*** Opening of Data to process ***

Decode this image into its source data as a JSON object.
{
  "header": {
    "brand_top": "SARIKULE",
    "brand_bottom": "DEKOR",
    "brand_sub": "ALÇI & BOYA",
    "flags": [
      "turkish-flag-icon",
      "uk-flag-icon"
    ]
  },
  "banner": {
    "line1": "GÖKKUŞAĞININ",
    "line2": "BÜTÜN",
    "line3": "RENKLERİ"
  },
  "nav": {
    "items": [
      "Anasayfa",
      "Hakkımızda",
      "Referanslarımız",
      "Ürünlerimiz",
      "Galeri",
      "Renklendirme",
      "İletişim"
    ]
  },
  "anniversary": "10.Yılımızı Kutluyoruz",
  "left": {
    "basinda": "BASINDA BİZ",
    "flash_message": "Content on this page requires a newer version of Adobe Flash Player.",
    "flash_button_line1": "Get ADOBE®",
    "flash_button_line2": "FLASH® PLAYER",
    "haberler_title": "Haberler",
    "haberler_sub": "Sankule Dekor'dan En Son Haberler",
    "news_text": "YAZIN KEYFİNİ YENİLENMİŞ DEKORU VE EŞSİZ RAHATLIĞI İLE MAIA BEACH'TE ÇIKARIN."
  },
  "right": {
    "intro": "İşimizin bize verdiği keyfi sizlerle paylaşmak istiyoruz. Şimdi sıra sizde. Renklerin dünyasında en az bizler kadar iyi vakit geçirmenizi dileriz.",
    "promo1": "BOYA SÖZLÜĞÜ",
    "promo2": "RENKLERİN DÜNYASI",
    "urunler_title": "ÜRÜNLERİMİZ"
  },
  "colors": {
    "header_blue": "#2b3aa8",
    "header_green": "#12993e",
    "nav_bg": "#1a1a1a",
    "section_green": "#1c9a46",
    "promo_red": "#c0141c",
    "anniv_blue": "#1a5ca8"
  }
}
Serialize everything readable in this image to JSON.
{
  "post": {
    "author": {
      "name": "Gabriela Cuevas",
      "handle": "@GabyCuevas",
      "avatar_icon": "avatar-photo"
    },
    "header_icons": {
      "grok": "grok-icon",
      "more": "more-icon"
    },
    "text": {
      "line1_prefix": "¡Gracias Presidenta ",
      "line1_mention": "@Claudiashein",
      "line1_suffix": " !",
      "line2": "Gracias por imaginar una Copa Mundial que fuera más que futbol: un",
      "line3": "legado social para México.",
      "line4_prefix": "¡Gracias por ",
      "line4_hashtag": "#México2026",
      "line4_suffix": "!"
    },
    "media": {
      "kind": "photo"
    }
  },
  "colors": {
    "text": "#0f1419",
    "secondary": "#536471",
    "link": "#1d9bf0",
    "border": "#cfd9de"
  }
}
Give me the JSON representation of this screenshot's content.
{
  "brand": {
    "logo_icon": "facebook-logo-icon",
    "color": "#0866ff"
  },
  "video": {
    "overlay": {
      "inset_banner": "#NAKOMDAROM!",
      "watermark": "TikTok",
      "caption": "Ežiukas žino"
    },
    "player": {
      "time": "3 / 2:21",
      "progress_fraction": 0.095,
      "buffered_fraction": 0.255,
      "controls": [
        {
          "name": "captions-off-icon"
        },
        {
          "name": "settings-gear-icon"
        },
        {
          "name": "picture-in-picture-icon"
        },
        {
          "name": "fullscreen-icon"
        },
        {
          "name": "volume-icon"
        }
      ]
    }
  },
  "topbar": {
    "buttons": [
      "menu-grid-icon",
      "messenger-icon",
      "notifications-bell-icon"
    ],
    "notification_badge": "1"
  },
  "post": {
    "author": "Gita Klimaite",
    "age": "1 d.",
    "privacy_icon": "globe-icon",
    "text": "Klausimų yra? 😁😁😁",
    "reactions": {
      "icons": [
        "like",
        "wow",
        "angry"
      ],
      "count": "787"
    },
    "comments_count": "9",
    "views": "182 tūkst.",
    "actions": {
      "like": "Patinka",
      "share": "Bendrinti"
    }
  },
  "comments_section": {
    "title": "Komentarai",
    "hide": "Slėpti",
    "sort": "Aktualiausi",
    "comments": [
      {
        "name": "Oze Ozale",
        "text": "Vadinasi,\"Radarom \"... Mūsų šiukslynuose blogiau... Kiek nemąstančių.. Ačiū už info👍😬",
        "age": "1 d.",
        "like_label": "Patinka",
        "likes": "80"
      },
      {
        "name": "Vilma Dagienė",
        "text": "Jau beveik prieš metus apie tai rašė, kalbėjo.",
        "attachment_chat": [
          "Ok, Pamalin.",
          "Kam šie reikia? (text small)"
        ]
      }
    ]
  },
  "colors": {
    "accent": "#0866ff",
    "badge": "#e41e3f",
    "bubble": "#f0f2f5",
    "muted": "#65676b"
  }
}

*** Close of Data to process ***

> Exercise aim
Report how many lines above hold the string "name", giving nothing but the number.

> Result of the task
8